  [ec2-user@ip-10-114-46-188 ~]$ cat script-3-output.txt 
  running
  script-1 has run
  script-2 has run

So here we have empirical evidence that the included user data scripts are run consecutively rather than concurrently.

More advanced usage

There’s a fairly advanced-looking data format called cloud-config which, unfortunately, is not well documented beyond the “here’s some examples” level. A good part of what is documented seems to be specific to Ubuntu, so I’m not sure how useful it would be for the Amazon AMIs.

If you need code to execute earlier than “late in the boot process”, the cloud-boothook is available.
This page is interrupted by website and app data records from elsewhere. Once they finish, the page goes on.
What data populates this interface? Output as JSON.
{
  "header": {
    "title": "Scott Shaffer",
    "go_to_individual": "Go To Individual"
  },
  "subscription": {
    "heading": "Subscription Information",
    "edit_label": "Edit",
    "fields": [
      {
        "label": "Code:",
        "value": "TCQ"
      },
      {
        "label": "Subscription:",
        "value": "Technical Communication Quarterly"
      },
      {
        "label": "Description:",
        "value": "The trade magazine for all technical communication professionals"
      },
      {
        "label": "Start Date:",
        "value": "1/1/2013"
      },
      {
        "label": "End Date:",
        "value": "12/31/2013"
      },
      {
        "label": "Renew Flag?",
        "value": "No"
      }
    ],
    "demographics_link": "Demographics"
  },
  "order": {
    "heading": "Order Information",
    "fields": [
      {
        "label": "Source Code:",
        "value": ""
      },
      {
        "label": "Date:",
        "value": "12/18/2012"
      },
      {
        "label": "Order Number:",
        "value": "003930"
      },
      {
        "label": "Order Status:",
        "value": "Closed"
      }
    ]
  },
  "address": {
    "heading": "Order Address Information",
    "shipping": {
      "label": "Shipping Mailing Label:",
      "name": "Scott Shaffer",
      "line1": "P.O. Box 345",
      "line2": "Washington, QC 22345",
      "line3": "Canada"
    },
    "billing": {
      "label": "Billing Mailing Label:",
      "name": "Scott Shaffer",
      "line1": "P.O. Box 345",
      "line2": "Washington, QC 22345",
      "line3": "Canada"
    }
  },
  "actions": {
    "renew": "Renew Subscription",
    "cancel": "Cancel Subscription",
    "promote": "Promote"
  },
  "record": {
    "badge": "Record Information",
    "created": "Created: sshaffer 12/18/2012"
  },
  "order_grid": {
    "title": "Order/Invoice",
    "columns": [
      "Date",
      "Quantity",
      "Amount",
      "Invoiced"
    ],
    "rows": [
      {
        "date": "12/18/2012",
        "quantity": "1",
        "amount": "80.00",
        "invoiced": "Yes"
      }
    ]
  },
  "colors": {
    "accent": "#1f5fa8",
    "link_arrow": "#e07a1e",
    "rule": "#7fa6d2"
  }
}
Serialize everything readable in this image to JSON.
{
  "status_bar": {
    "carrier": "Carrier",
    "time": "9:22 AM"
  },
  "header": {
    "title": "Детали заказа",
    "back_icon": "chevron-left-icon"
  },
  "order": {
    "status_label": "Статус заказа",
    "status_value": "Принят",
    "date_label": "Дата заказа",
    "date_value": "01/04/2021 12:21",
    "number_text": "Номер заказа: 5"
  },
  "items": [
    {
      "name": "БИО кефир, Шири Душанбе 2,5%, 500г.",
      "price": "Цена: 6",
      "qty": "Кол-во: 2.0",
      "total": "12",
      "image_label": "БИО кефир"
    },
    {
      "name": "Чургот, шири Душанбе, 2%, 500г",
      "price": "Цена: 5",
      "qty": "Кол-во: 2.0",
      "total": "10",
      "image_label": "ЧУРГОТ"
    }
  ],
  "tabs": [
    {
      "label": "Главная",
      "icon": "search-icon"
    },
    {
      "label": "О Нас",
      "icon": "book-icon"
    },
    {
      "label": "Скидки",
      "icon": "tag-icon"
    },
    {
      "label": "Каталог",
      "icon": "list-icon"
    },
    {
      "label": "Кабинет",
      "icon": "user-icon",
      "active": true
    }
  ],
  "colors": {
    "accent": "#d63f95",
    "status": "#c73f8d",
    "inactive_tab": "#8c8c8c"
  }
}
It appears to function similar to a user data script, with the additional restriction that it should be idempotent 5. I was unable to find an example in the documentation, so I don’t know anything more about this data format.

Similarly, you can define upstart 6 jobs directly with the upstart-job data format.

You can specify more than one data format in a single file by formatting it as a mime-multipart message. I can see this as preferable to the include file only if all of the data is already on your workstation or laptop, and you don’t want to put it in a location accessible via URL. For our purposes, this isn’t an advantage.

Finally, if CloudInit determines that the user data is gzip compressed, it will decompress it first before processing.

Caveats

CloudInit can only process 16K of data, whether it’s passed directly on the command line or in a user data file. Gzip compression can help with that, but there’s still a hard limit that you may run in to. I’ll talk about a possible solution in an upcoming post.

  1. Or perhaps both. I haven’t seen examples of using both, and best as I can tell there’s nothing in the documentation that says you can’t use both in a single invocation. That’s probably worth trying.

  2. The shebang.

  3. Okay, so I could be more creative in naming my files.

  4. I’m not using S3 for this example just because I like keeping the example files for this blog with the rest of the files for the blog.

  5. “repeated applications have the same effect as one”.

  6. A replacement for sysvinit.